Effect of Extended Exposure to Frequency-Altered Feedback on Stuttering During Reading and Monologue An ABA time series design was used to examine the effect of extended, continuous exposure to frequency-altered auditory feedback (FAF) during an oral reading and monologue task on stuttering frequency and speech rate. Twelve adults who stutter participated. A statistically significant decrease in number of stuttering events, an increase in ... Research Article
Research Article  |   June 01, 1998
Effect of Extended Exposure to Frequency-Altered Feedback on Stuttering During Reading and Monologue
 
Author Affiliations & Notes
  • Joy Armson
    Dalhousie University Halifax, Nova Scotia
  • Andrew Stuart
    East Carolina University Greenville, NC
  • Contact author: Joy Armson, PhD, School of Human Communication Disorders, Dalhousie University, 5599 Fenwick Street, Halifax, Nova Scotia, Canada B3H 1R2. Email: jarmson@is.dal.ca
Article Information
Speech, Voice & Prosodic Disorders / Fluency Disorders / Speech, Voice & Prosody / Speech / Research Articles
Research Article   |   June 01, 1998
Effect of Extended Exposure to Frequency-Altered Feedback on Stuttering During Reading and Monologue
Journal of Speech, Language, and Hearing Research, June 1998, Vol. 41, 479-490. doi:10.1044/jslhr.4103.479
History: Received February 10, 1997 , Accepted December 16, 1997
 
Journal of Speech, Language, and Hearing Research, June 1998, Vol. 41, 479-490. doi:10.1044/jslhr.4103.479
History: Received February 10, 1997; Accepted December 16, 1997

An ABA time series design was used to examine the effect of extended, continuous exposure to frequency-altered auditory feedback (FAF) during an oral reading and monologue task on stuttering frequency and speech rate.
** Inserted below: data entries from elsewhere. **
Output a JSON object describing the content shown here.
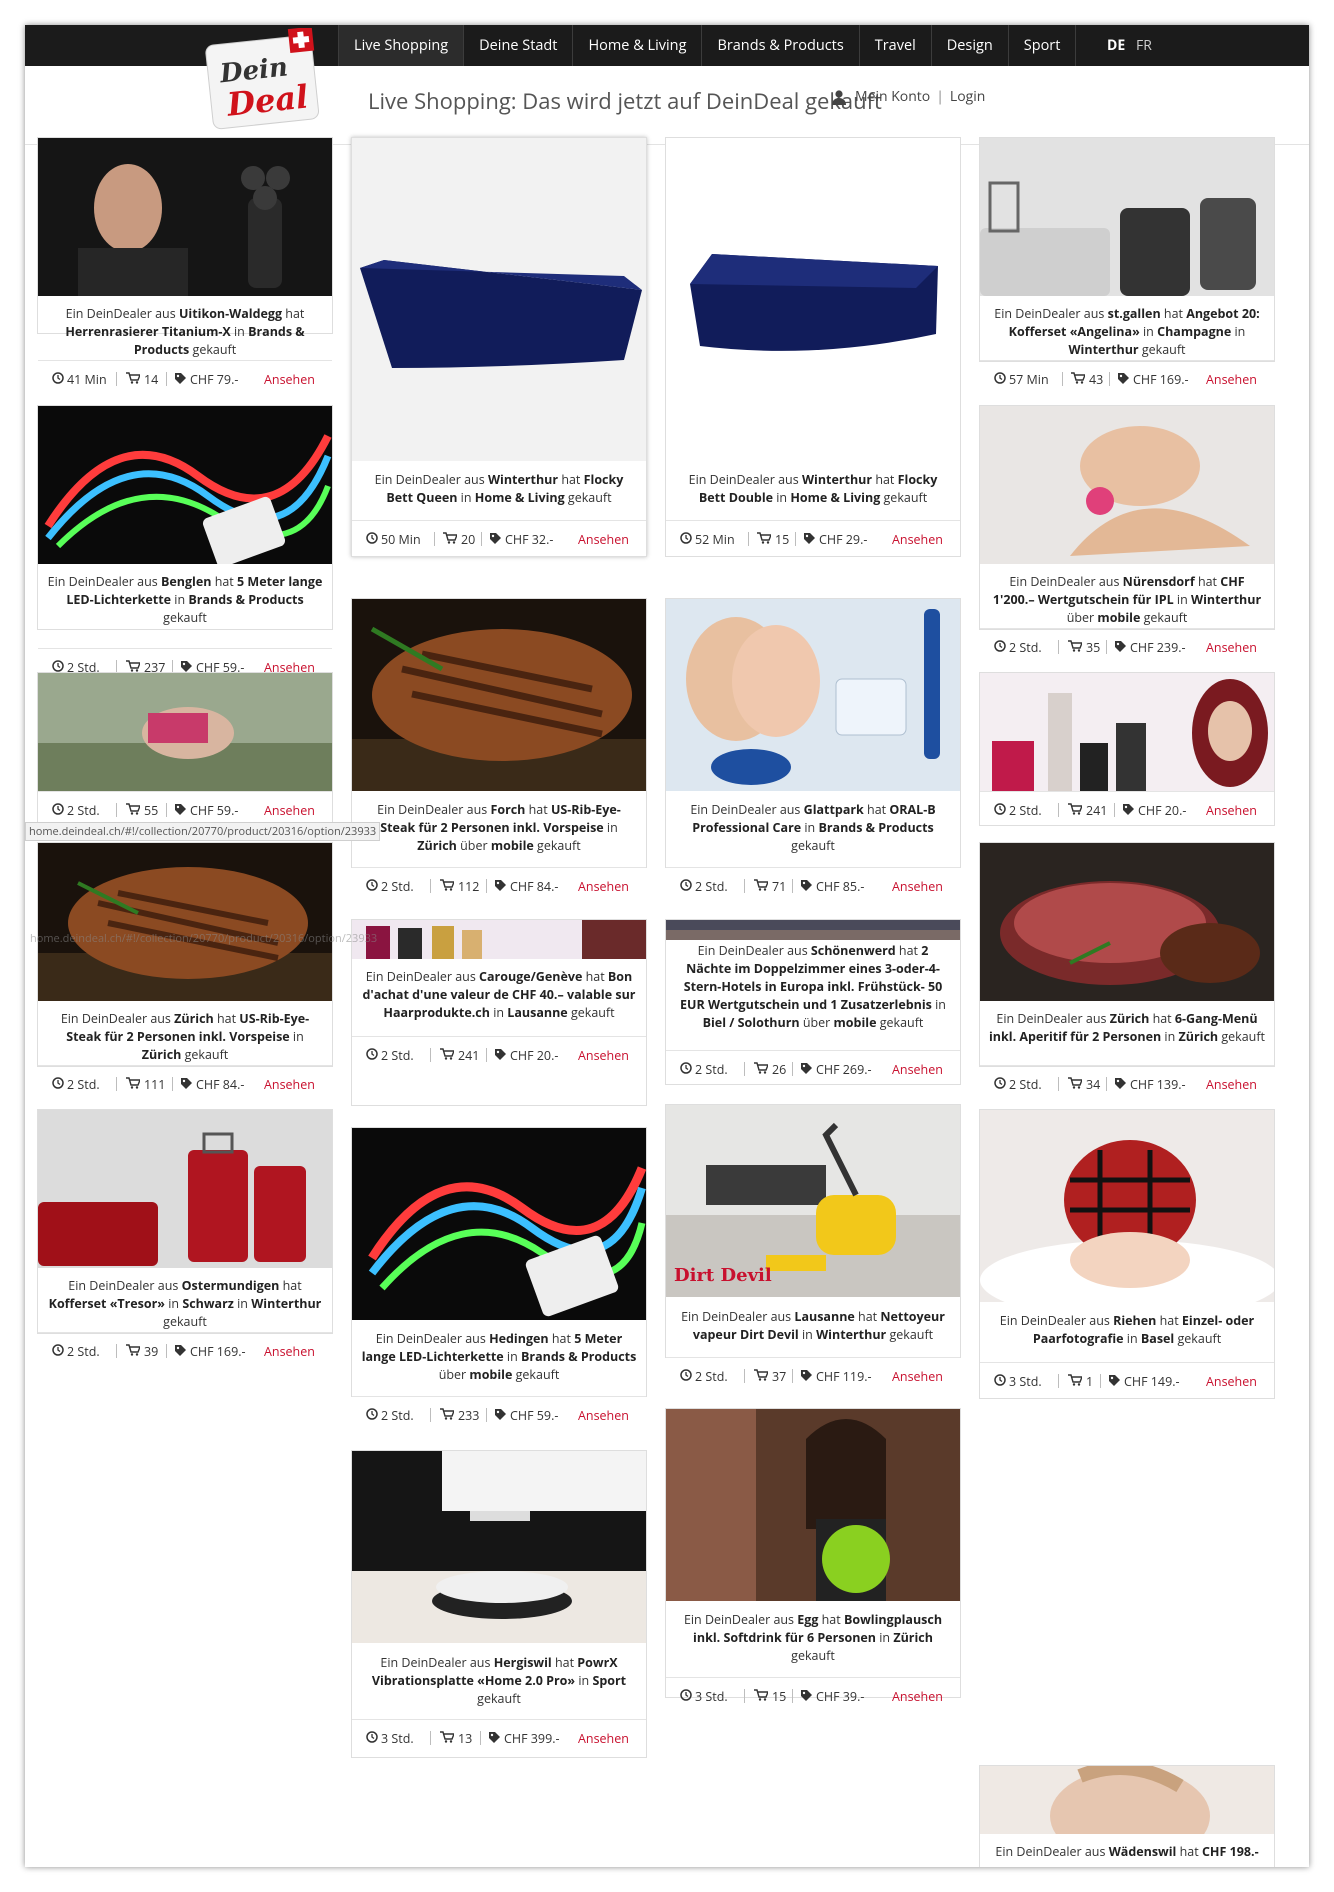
{
  "nav": {
    "items": [
      {
        "label": "Live Shopping",
        "active": true
      },
      {
        "label": "Deine Stadt"
      },
      {
        "label": "Home & Living"
      },
      {
        "label": "Brands & Products"
      },
      {
        "label": "Travel"
      },
      {
        "label": "Design"
      },
      {
        "label": "Sport"
      }
    ],
    "lang_de": "DE",
    "lang_fr": "FR"
  },
  "logo": {
    "line1": "Dein",
    "line2": "Deal"
  },
  "header": {
    "title": "Live Shopping: Das wird jetzt auf DeinDeal gekauft"
  },
  "account": {
    "mein_konto": "Mein Konto",
    "separator": "|",
    "login": "Login"
  },
  "tooltip": "home.deindeal.ch/#!/collection/20770/product/20316/option/23933",
  "common": {
    "ansehen": "Ansehen"
  },
  "cards": [
    {
      "desc": "Ein DeinDealer aus <b>Uitikon-Waldegg</b> hat <b>Herrenrasierer Titanium-X</b> in <b>Brands &amp; Products</b> gekauft",
      "time": "41 Min",
      "count": "14",
      "price": "CHF 79.-",
      "image": "shaver"
    },
    {
      "desc": "Ein DeinDealer aus <b>Benglen</b> hat <b>5 Meter lange LED-Lichterkette</b> in <b>Brands &amp; Products</b> gekauft",
      "time": "2 Std.",
      "count": "237",
      "price": "CHF 59.-",
      "image": "led"
    },
    {
      "desc": "",
      "time": "2 Std.",
      "count": "55",
      "price": "CHF 59.-",
      "image": "girl"
    },
    {
      "desc": "Ein DeinDealer aus <b>Zürich</b> hat <b>US-Rib-Eye-Steak für 2 Personen inkl. Vorspeise</b> in <b>Zürich</b> gekauft",
      "time": "2 Std.",
      "count": "111",
      "price": "CHF 84.-",
      "image": "steak"
    },
    {
      "desc": "Ein DeinDealer aus <b>Ostermundigen</b> hat <b>Kofferset «Tresor»</b> in <b>Schwarz</b> in <b>Winterthur</b> gekauft",
      "time": "2 Std.",
      "count": "39",
      "price": "CHF 169.-",
      "image": "redsuitcase"
    },
    {
      "desc": "Ein DeinDealer aus <b>Winterthur</b> hat <b>Flocky Bett Queen</b> in <b>Home &amp; Living</b> gekauft",
      "time": "50 Min",
      "count": "20",
      "price": "CHF 32.-",
      "image": "mattress"
    },
    {
      "desc": "Ein DeinDealer aus <b>Forch</b> hat <b>US-Rib-Eye-Steak für 2 Personen inkl. Vorspeise</b> in <b>Zürich</b> über <b>mobile</b> gekauft",
      "time": "2 Std.",
      "count": "112",
      "price": "CHF 84.-",
      "image": "steak"
    },
    {
      "desc": "Ein DeinDealer aus <b>Carouge/Genève</b> hat <b>Bon d'achat d'une valeur de CHF 40.– valable sur Haarprodukte.ch</b> in <b>Lausanne</b> gekauft",
      "time": "2 Std.",
      "count": "241",
      "price": "CHF 20.-",
      "image": "hairstrip"
    },
    {
      "desc": "Ein DeinDealer aus <b>Hedingen</b> hat <b>5 Meter lange LED-Lichterkette</b> in <b>Brands &amp; Products</b> über <b>mobile</b> gekauft",
      "time": "2 Std.",
      "count": "233",
      "price": "CHF 59.-",
      "image": "led"
    },
    {
      "desc": "Ein DeinDealer aus <b>Hergiswil</b> hat <b>PowrX Vibrationsplatte «Home 2.0 Pro»</b> in <b>Sport</b> gekauft",
      "time": "3 Std.",
      "count": "13",
      "price": "CHF 399.-",
      "image": "vibration"
    },
    {
      "desc": "Ein DeinDealer aus <b>Winterthur</b> hat <b>Flocky Bett Double</b> in <b>Home &amp; Living</b> gekauft",
      "time": "52 Min",
      "count": "15",
      "price": "CHF 29.-",
      "image": "mattress"
    },
    {
      "desc": "Ein DeinDealer aus <b>Glattpark</b> hat <b>ORAL-B Professional Care</b> in <b>Brands &amp; Products</b> gekauft",
      "time": "2 Std.",
      "count": "71",
      "price": "CHF 85.-",
      "image": "oralb"
    },
    {
      "desc": "Ein DeinDealer aus <b>Schönenwerd</b> hat <b>2 Nächte im Doppelzimmer eines 3-oder-4-Stern-Hotels in Europa inkl. Frühstück- 50 EUR Wertgutschein und 1 Zusatzerlebnis</b> in <b>Biel / Solothurn</b> über <b>mobile</b> gekauft",
      "time": "2 Std.",
      "count": "26",
      "price": "CHF 269.-",
      "image": "hotelstrip"
    },
    {
      "desc": "Ein DeinDealer aus <b>Lausanne</b> hat <b>Nettoyeur vapeur Dirt Devil</b> in <b>Winterthur</b> gekauft",
      "time": "2 Std.",
      "count": "37",
      "price": "CHF 119.-",
      "image": "dirtdevil",
      "brand": "Dirt Devil"
    },
    {
      "desc": "Ein DeinDealer aus <b>Egg</b> hat <b>Bowlingplausch inkl. Softdrink für 6 Personen</b> in <b>Zürich</b> gekauft",
      "time": "3 Std.",
      "count": "15",
      "price": "CHF 39.-",
      "image": "bowling"
    },
    {
      "desc": "Ein DeinDealer aus <b>st.gallen</b> hat <b>Angebot 20: Kofferset «Angelina»</b> in <b>Champagne</b> in <b>Winterthur</b> gekauft",
      "time": "57 Min",
      "count": "43",
      "price": "CHF 169.-",
      "image": "blacksuitcase"
    },
    {
      "desc": "Ein DeinDealer aus <b>Nürensdorf</b> hat <b>CHF 1'200.– Wertgutschein für IPL</b> in <b>Winterthur</b> über <b>mobile</b> gekauft",
      "time": "2 Std.",
      "count": "35",
      "price": "CHF 239.-",
      "image": "ipl"
    },
    {
      "desc": "",
      "time": "2 Std.",
      "count": "241",
      "price": "CHF 20.-",
      "image": "hairproducts"
    },
    {
      "desc": "Ein DeinDealer aus <b>Zürich</b> hat <b>6-Gang-Menü inkl. Aperitif für 2 Personen</b> in <b>Zürich</b> gekauft",
      "time": "2 Std.",
      "count": "34",
      "price": "CHF 139.-",
      "image": "beef"
    },
    {
      "desc": "Ein DeinDealer aus <b>Riehen</b> hat <b>Einzel- oder Paarfotografie</b> in <b>Basel</b> gekauft",
      "time": "3 Std.",
      "count": "1",
      "price": "CHF 149.-",
      "image": "baby"
    },
    {
      "desc": "Ein DeinDealer aus <b>Wädenswil</b> hat <b>CHF 198.-</b>",
      "time": "",
      "count": "",
      "price": "",
      "image": "woman2"
    }
  ]
}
Twelve adults who stutter participated. A statistically significant decrease in number of stuttering events, an increase in number of syllables produced, and a decrease in percent stuttering was observed during the experimental segment relative to baseline segments for the oral reading task. In the monologue task, there were no statistically significant differences for the number of stuttering events, number of syllables produced, or percent stuttering between the experimental and baseline segments. Varying individual patterns of response to FAF were evident during the experimental segment of the reading task: a large consistent reduction in stuttering, an initial reduction followed by fluctuations in amount of stuttering, and essentially no change in stuttering frequency. Ten of 12 participants showed no reduction in stuttering frequency during the experimental segment of the monologue task. These findings have ramifications both for the clinical utilization of FAF and for theoretical explanations of fluency-enhancement.

Acknowledgments
We thank Kathryn Freeman and Patricia Dubourdieu for assistance with collecting and analyzing data and Wade Blanchard for statistical consultation.
Order a Subscription
Pay Per View
Entire Journal of Speech, Language, and Hearing Research content & archive
24-hour access
This Article
24-hour access